- [Task requirements] What this exercise calls for is an exact copy of the data.

[Start of section]

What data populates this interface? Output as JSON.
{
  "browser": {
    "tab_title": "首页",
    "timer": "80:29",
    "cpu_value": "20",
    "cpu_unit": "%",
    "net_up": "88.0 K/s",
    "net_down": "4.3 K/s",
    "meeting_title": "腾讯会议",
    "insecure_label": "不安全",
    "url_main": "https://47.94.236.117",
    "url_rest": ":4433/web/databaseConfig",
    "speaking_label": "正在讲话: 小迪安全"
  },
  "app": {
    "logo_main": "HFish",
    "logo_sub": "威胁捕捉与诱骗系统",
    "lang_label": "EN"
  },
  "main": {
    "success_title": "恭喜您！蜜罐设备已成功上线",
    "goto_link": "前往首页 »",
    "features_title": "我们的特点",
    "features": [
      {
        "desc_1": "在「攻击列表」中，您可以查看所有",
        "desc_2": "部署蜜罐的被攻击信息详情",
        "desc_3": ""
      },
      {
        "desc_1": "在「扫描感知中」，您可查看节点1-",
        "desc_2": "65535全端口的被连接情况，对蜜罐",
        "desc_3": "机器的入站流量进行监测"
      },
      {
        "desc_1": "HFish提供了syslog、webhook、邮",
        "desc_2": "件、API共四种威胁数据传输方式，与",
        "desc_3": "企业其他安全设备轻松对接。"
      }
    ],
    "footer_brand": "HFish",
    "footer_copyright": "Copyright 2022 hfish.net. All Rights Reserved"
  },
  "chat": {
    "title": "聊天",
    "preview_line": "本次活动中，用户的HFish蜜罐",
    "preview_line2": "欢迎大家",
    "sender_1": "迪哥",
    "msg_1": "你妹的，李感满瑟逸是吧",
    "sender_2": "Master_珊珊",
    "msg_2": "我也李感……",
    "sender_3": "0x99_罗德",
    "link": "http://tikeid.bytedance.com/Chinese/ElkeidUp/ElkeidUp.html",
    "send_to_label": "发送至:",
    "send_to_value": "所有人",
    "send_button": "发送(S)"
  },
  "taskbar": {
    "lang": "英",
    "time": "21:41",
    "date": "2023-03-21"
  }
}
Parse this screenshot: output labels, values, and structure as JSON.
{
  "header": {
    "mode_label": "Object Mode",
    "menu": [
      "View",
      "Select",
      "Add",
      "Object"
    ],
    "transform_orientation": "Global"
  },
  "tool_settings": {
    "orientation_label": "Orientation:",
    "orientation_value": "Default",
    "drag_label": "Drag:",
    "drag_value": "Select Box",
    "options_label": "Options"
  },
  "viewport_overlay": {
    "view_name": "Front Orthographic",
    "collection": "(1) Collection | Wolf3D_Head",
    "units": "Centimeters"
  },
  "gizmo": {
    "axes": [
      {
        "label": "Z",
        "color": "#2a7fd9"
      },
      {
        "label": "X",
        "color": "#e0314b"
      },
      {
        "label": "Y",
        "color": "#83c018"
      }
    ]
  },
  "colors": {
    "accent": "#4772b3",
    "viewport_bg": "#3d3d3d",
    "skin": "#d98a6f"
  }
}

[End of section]

- [Problem solution]
What data populates this interface? Output as JSON.
{
  "browser": {
    "tab_title": "首页",
    "timer": "80:29",
    "cpu_value": "20",
    "cpu_unit": "%",
    "net_up": "88.0 K/s",
    "net_down": "4.3 K/s",
    "meeting_title": "腾讯会议",
    "insecure_label": "不安全",
    "url_main": "https://47.94.236.117",
    "url_rest": ":4433/web/databaseConfig",
    "speaking_label": "正在讲话: 小迪安全"
  },
  "app": {
    "logo_main": "HFish",
    "logo_sub": "威胁捕捉与诱骗系统",
    "lang_label": "EN"
  },
  "main": {
    "success_title": "恭喜您！蜜罐设备已成功上线",
    "goto_link": "前往首页 »",
    "features_title": "我们的特点",
    "features": [
      {
        "desc_1": "在「攻击列表」中，您可以查看所有",
        "desc_2": "部署蜜罐的被攻击信息详情",
        "desc_3": ""
      },
      {
        "desc_1": "在「扫描感知中」，您可查看节点1-",
        "desc_2": "65535全端口的被连接情况，对蜜罐",
        "desc_3": "机器的入站流量进行监测"
      },
      {
        "desc_1": "HFish提供了syslog、webhook、邮",
        "desc_2": "件、API共四种威胁数据传输方式，与",
        "desc_3": "企业其他安全设备轻松对接。"
      }
    ],
    "footer_brand": "HFish",
    "footer_copyright": "Copyright 2022 hfish.net. All Rights Reserved"
  },
  "chat": {
    "title": "聊天",
    "preview_line": "本次活动中，用户的HFish蜜罐",
    "preview_line2": "欢迎大家",
    "sender_1": "迪哥",
    "msg_1": "你妹的，李感满瑟逸是吧",
    "sender_2": "Master_珊珊",
    "msg_2": "我也李感……",
    "sender_3": "0x99_罗德",
    "link": "http://tikeid.bytedance.com/Chinese/ElkeidUp/ElkeidUp.html",
    "send_to_label": "发送至:",
    "send_to_value": "所有人",
    "send_button": "发送(S)"
  },
  "taskbar": {
    "lang": "英",
    "time": "21:41",
    "date": "2023-03-21"
  }
}
Parse this screenshot: output labels, values, and structure as JSON.
{
  "header": {
    "mode_label": "Object Mode",
    "menu": [
      "View",
      "Select",
      "Add",
      "Object"
    ],
    "transform_orientation": "Global"
  },
  "tool_settings": {
    "orientation_label": "Orientation:",
    "orientation_value": "Default",
    "drag_label": "Drag:",
    "drag_value": "Select Box",
    "options_label": "Options"
  },
  "viewport_overlay": {
    "view_name": "Front Orthographic",
    "collection": "(1) Collection | Wolf3D_Head",
    "units": "Centimeters"
  },
  "gizmo": {
    "axes": [
      {
        "label": "Z",
        "color": "#2a7fd9"
      },
      {
        "label": "X",
        "color": "#e0314b"
      },
      {
        "label": "Y",
        "color": "#83c018"
      }
    ]
  },
  "colors": {
    "accent": "#4772b3",
    "viewport_bg": "#3d3d3d",
    "skin": "#d98a6f"
  }
}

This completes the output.